Article Text

PDF

AI-18 B cell IFN-γ receptor signalling promotes autoimmune germinal centresvia cell-intrinsic induction of BCL-6
  1. Shaun W Jackson1,2,
  2. Holly M Jacobs1,
  3. Tanvi Arkatkar1,
  4. Elizabeth M Dam3,
  5. Nicole E Scharping1,
  6. Nikita S Kolhatkar1,4,
  7. Baidong Hou5,
  8. Jane H Buckner3 and
  9. David J Rawlings1,2,4
  1. 1Seattle Children’s Research Institute, Seattle, WA, USA
  2. 2University of Washington School of Medicine
  3. 3Departments of Immunology and Pediatrics
  4. 4Benaroya Research Institute, Seattle, WA, USA
  5. 5Institute of Biophysics, Chinese Academy of Sciences, Beijing, China

Abstract

Background Dysregulated germinal centrecenter (GC) responses are implicated in the pathogenesis of human autoimmune diseases, including systemic lupus erythematosus (SLE). Although type 1 interferons (IFNs) are most frequently associated with lupus pathogenesis, type 2 interferon (IFN-γ) has also been shown to promote SLE. However, the respective impacts of these cytokines in promoting B cell activation during humoral autoimmunity have not been addressed.

Materials and methods We recently developed a chimeric murine lupus model in which Wiskott-Aldrich syndrome protein (WAS)-deficient B cells promote spontaneous humoral autoimmunity (Jackson, et al. J Immunol 2014). An important advantage of the WAS chimaera model is that dysregulated immune responses are limited to the B cell compartment, allowing genetic manipulation in a B cell-intrinsic fashion.

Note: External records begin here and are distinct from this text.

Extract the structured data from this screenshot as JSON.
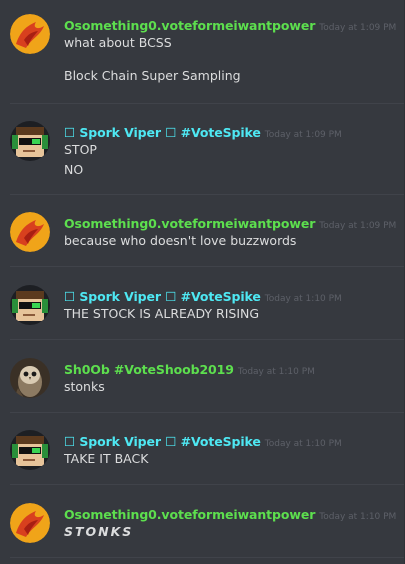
{
  "users": {
    "osomething": {
      "name": "Osomething0.voteformeiwantpower",
      "color": "#5ddf4e"
    },
    "spork": {
      "name": "☐ Spork Viper ☐ #VoteSpike",
      "color": "#4ee8f3"
    },
    "shoob": {
      "name": "Sh0Ob #VoteShoob2019",
      "color": "#5ddf4e"
    }
  },
  "messages": [
    {
      "user": "Osomething0.voteformeiwantpower",
      "time": "Today at 1:09 PM",
      "lines": [
        "what about BCSS",
        "Block Chain Super Sampling"
      ]
    },
    {
      "user": "☐ Spork Viper ☐ #VoteSpike",
      "time": "Today at 1:09 PM",
      "lines": [
        "STOP",
        "NO"
      ]
    },
    {
      "user": "Osomething0.voteformeiwantpower",
      "time": "Today at 1:09 PM",
      "lines": [
        "because who doesn't love buzzwords"
      ]
    },
    {
      "user": "☐ Spork Viper ☐ #VoteSpike",
      "time": "Today at 1:10 PM",
      "lines": [
        "THE STOCK IS ALREADY RISING"
      ]
    },
    {
      "user": "Sh0Ob #VoteShoob2019",
      "time": "Today at 1:10 PM",
      "lines": [
        "stonks"
      ]
    },
    {
      "user": "☐ Spork Viper ☐ #VoteSpike",
      "time": "Today at 1:10 PM",
      "lines": [
        "TAKE IT BACK"
      ]
    },
    {
      "user": "Osomething0.voteformeiwantpower",
      "time": "Today at 1:10 PM",
      "lines": [
        "STONKS"
      ]
    }
  ]
}
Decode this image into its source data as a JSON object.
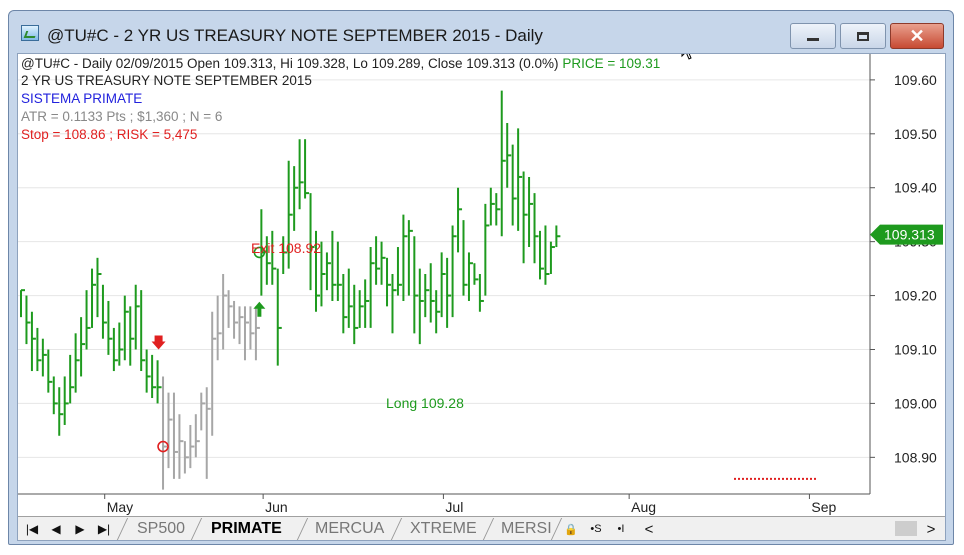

In the current study, we contrast the impact B cell-intrinsic type 1 IFN vs. IFN-γ signals on autoimmune GC formation and the pathogenesis of SLE.

Results Although type 1 IFN prominently enhanced B cell responses in vitro, B cell-intrinsic IFNAR deletion exerted surprisingly minimal impacts on class-switched autoantibody titers and spontaneous GC formation in vivo. This finding suggested that other cytokines promote B cell activation in the WAS chimaera model. Notably, B cells directly initiated CD4+ T cell activation and T follicular helper cell formation via MHC Class II (MHC-II)-dependent antigen presentation. In addition, activated T cells exhibited prominent IFN-γ production that was lost following B cell-intrinsic MHC-II deletion, suggesting a direct role for IFN-γ in promoting autoimmune GC formation. Strikingly, B cell-intrinsic deletion of the IFN-γ receptor was sufficient to abrogate spontaneous GCs, class-switched autoantibodies and systemic autoimmunity. Mechanistically, although IFN-γ receptor signals increased B cell T-bet expression, B cell-intrinsic deletion of T-bet exerted an isolated impact on class-switch recombination to pathogenic IgG2c autoantibody subclasses without impacting GC development. Rather, in both murine and human B cells, IFN-γ synergized with BCR, TLR and/or CD40 activation signals to promote cell-intrinsic BCL-6 expression. Finally, IFN-γ driven BCL-6 expression in B cells was blocked using clinically-relevant Janus kinase inhibitors, ruxolitinib and tofacitinib.

Conclusions Our study demonstrates that B cell-intrinsic IFN-γ receptor signals promote lupus pathogenesis via formation of spontaneous, autoimmune GCs. In addition, we have uncovered a novel cell-intrinsic program whereby IFN-γ, together with BCR-, TLR- and/or CD40 signals, orchestrates B cell expression of the GC master transcription regulator BCL-6. Our combined findings suggest that this IFN-γ signalling program may be a potential therapeutic target in SLE.

Acknowledgements This work was supported by the National Institutes of Health under award numbers: R01HL075453 (DJR), R01AI084457 (DJR), R01AI071163 (DJR), DP3DK097672 (DJR) and K08AI112993 (SWJ). The content is solely the responsibility of the authors and does not necessarily represent the official views of the National Institutes of Health. Additional support provided by the Benaroya Family Gift Fund (DJR); by the ACR REF Rheumatology Scientist Development Award (SWJ); and by the Arnold Lee Smith Endowed Professorship for Research Faculty Development (SWJ).

Statistics from Altmetric.com

Request permissions

If you wish to reuse any or all of this article please use the link below which will take you to the Copyright Clearance Center’s RightsLink service. You will be able to get a quick price and instant permission to reuse the content in many different ways.